*** Opening DATA EXTRACTS ***

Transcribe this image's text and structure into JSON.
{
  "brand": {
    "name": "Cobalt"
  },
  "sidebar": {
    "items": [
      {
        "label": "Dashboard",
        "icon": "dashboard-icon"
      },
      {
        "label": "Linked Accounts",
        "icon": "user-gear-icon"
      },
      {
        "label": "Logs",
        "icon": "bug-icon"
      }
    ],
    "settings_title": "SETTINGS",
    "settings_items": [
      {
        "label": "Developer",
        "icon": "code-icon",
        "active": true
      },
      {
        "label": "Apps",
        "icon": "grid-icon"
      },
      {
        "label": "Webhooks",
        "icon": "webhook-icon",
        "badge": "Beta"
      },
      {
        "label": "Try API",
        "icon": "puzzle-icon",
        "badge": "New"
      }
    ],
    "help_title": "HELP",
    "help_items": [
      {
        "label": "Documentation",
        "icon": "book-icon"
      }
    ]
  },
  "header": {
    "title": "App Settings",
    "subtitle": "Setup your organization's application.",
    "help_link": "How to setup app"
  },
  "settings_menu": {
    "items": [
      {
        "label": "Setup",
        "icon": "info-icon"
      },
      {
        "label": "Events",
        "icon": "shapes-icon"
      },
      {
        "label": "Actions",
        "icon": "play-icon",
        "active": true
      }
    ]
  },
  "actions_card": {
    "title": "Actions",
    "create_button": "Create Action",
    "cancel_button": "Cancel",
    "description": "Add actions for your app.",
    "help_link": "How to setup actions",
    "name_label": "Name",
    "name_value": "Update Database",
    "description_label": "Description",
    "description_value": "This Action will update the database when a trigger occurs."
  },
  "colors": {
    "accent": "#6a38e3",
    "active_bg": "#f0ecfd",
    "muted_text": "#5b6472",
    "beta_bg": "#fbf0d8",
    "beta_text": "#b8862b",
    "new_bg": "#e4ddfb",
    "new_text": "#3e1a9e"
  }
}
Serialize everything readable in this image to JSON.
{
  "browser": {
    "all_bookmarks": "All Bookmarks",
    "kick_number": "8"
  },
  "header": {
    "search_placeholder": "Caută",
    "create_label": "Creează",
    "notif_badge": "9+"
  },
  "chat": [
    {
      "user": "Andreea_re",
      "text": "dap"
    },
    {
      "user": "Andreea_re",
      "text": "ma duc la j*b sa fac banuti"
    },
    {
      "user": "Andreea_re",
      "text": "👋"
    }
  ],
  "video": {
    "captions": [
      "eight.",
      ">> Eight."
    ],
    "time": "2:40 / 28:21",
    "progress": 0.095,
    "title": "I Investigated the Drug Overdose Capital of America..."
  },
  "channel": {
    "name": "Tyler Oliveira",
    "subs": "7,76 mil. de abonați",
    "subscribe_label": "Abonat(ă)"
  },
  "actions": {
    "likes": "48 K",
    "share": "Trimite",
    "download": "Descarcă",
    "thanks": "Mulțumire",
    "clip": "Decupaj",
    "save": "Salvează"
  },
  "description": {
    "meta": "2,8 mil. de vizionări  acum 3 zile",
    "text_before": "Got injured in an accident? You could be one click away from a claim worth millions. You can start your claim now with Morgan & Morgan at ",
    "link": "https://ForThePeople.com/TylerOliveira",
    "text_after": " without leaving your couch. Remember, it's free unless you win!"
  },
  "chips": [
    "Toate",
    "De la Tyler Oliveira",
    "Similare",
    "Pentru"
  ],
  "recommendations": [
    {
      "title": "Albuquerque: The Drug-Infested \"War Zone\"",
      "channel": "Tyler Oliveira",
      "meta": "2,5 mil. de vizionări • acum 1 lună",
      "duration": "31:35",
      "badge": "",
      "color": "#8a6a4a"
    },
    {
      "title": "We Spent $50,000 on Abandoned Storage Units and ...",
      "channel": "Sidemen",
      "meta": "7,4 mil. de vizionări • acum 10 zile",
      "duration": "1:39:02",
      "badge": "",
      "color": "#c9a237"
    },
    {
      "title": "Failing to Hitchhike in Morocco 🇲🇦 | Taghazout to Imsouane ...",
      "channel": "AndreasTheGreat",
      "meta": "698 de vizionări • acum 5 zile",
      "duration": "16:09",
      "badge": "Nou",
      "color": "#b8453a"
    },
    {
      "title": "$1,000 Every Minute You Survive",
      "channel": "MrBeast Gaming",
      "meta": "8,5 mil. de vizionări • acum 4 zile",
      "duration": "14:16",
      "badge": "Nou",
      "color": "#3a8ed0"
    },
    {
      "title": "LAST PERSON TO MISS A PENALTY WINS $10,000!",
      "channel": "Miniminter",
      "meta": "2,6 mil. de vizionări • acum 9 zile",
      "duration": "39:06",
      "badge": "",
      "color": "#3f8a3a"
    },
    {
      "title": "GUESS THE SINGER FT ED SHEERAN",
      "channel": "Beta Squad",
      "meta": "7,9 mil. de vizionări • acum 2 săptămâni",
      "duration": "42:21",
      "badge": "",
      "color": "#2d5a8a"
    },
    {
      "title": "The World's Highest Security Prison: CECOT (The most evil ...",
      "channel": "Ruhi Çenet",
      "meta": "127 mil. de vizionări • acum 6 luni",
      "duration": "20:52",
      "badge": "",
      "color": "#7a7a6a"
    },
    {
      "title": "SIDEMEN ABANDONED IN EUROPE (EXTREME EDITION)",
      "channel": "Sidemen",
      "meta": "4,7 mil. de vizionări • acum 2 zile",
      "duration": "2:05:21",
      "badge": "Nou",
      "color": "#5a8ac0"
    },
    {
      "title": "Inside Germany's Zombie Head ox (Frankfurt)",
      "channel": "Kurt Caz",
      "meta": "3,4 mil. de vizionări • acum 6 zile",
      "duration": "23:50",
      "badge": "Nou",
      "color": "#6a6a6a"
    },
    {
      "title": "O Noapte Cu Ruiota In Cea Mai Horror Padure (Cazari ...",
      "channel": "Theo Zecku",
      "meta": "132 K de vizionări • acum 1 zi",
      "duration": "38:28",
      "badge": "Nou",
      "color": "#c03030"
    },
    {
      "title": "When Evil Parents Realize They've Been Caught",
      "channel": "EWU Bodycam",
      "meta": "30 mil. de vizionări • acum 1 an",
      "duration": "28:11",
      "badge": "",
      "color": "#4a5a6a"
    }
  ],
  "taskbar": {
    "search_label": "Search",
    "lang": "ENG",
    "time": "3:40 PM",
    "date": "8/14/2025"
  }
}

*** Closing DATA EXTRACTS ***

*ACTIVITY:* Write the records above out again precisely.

*RESULT FOR THIS EXERCISE:*
Transcribe this image's text and structure into JSON.
{
  "brand": {
    "name": "Cobalt"
  },
  "sidebar": {
    "items": [
      {
        "label": "Dashboard",
        "icon": "dashboard-icon"
      },
      {
        "label": "Linked Accounts",
        "icon": "user-gear-icon"
      },
      {
        "label": "Logs",
        "icon": "bug-icon"
      }
    ],
    "settings_title": "SETTINGS",
    "settings_items": [
      {
        "label": "Developer",
        "icon": "code-icon",
        "active": true
      },
      {
        "label": "Apps",
        "icon": "grid-icon"
      },
      {
        "label": "Webhooks",
        "icon": "webhook-icon",
        "badge": "Beta"
      },
      {
        "label": "Try API",
        "icon": "puzzle-icon",
        "badge": "New"
      }
    ],
    "help_title": "HELP",
    "help_items": [
      {
        "label": "Documentation",
        "icon": "book-icon"
      }
    ]
  },
  "header": {
    "title": "App Settings",
    "subtitle": "Setup your organization's application.",
    "help_link": "How to setup app"
  },
  "settings_menu": {
    "items": [
      {
        "label": "Setup",
        "icon": "info-icon"
      },
      {
        "label": "Events",
        "icon": "shapes-icon"
      },
      {
        "label": "Actions",
        "icon": "play-icon",
        "active": true
      }
    ]
  },
  "actions_card": {
    "title": "Actions",
    "create_button": "Create Action",
    "cancel_button": "Cancel",
    "description": "Add actions for your app.",
    "help_link": "How to setup actions",
    "name_label": "Name",
    "name_value": "Update Database",
    "description_label": "Description",
    "description_value": "This Action will update the database when a trigger occurs."
  },
  "colors": {
    "accent": "#6a38e3",
    "active_bg": "#f0ecfd",
    "muted_text": "#5b6472",
    "beta_bg": "#fbf0d8",
    "beta_text": "#b8862b",
    "new_bg": "#e4ddfb",
    "new_text": "#3e1a9e"
  }
}
Serialize everything readable in this image to JSON.
{
  "browser": {
    "all_bookmarks": "All Bookmarks",
    "kick_number": "8"
  },
  "header": {
    "search_placeholder": "Caută",
    "create_label": "Creează",
    "notif_badge": "9+"
  },
  "chat": [
    {
      "user": "Andreea_re",
      "text": "dap"
    },
    {
      "user": "Andreea_re",
      "text": "ma duc la j*b sa fac banuti"
    },
    {
      "user": "Andreea_re",
      "text": "👋"
    }
  ],
  "video": {
    "captions": [
      "eight.",
      ">> Eight."
    ],
    "time": "2:40 / 28:21",
    "progress": 0.095,
    "title": "I Investigated the Drug Overdose Capital of America..."
  },
  "channel": {
    "name": "Tyler Oliveira",
    "subs": "7,76 mil. de abonați",
    "subscribe_label": "Abonat(ă)"
  },
  "actions": {
    "likes": "48 K",
    "share": "Trimite",
    "download": "Descarcă",
    "thanks": "Mulțumire",
    "clip": "Decupaj",
    "save": "Salvează"
  },
  "description": {
    "meta": "2,8 mil. de vizionări  acum 3 zile",
    "text_before": "Got injured in an accident? You could be one click away from a claim worth millions. You can start your claim now with Morgan & Morgan at ",
    "link": "https://ForThePeople.com/TylerOliveira",
    "text_after": " without leaving your couch. Remember, it's free unless you win!"
  },
  "chips": [
    "Toate",
    "De la Tyler Oliveira",
    "Similare",
    "Pentru"
  ],
  "recommendations": [
    {
      "title": "Albuquerque: The Drug-Infested \"War Zone\"",
      "channel": "Tyler Oliveira",
      "meta": "2,5 mil. de vizionări • acum 1 lună",
      "duration": "31:35",
      "badge": "",
      "color": "#8a6a4a"
    },
    {
      "title": "We Spent $50,000 on Abandoned Storage Units and ...",
      "channel": "Sidemen",
      "meta": "7,4 mil. de vizionări • acum 10 zile",
      "duration": "1:39:02",
      "badge": "",
      "color": "#c9a237"
    },
    {
      "title": "Failing to Hitchhike in Morocco 🇲🇦 | Taghazout to Imsouane ...",
      "channel": "AndreasTheGreat",
      "meta": "698 de vizionări • acum 5 zile",
      "duration": "16:09",
      "badge": "Nou",
      "color": "#b8453a"
    },
    {
      "title": "$1,000 Every Minute You Survive",
      "channel": "MrBeast Gaming",
      "meta": "8,5 mil. de vizionări • acum 4 zile",
      "duration": "14:16",
      "badge": "Nou",
      "color": "#3a8ed0"
    },
    {
      "title": "LAST PERSON TO MISS A PENALTY WINS $10,000!",
      "channel": "Miniminter",
      "meta": "2,6 mil. de vizionări • acum 9 zile",
      "duration": "39:06",
      "badge": "",
      "color": "#3f8a3a"
    },
    {
      "title": "GUESS THE SINGER FT ED SHEERAN",
      "channel": "Beta Squad",
      "meta": "7,9 mil. de vizionări • acum 2 săptămâni",
      "duration": "42:21",
      "badge": "",
      "color": "#2d5a8a"
    },
    {
      "title": "The World's Highest Security Prison: CECOT (The most evil ...",
      "channel": "Ruhi Çenet",
      "meta": "127 mil. de vizionări • acum 6 luni",
      "duration": "20:52",
      "badge": "",
      "color": "#7a7a6a"
    },
    {
      "title": "SIDEMEN ABANDONED IN EUROPE (EXTREME EDITION)",
      "channel": "Sidemen",
      "meta": "4,7 mil. de vizionări • acum 2 zile",
      "duration": "2:05:21",
      "badge": "Nou",
      "color": "#5a8ac0"
    },
    {
      "title": "Inside Germany's Zombie Head ox (Frankfurt)",
      "channel": "Kurt Caz",
      "meta": "3,4 mil. de vizionări • acum 6 zile",
      "duration": "23:50",
      "badge": "Nou",
      "color": "#6a6a6a"
    },
    {
      "title": "O Noapte Cu Ruiota In Cea Mai Horror Padure (Cazari ...",
      "channel": "Theo Zecku",
      "meta": "132 K de vizionări • acum 1 zi",
      "duration": "38:28",
      "badge": "Nou",
      "color": "#c03030"
    },
    {
      "title": "When Evil Parents Realize They've Been Caught",
      "channel": "EWU Bodycam",
      "meta": "30 mil. de vizionări • acum 1 an",
      "duration": "28:11",
      "badge": "",
      "color": "#4a5a6a"
    }
  ],
  "taskbar": {
    "search_label": "Search",
    "lang": "ENG",
    "time": "3:40 PM",
    "date": "8/14/2025"
  }
}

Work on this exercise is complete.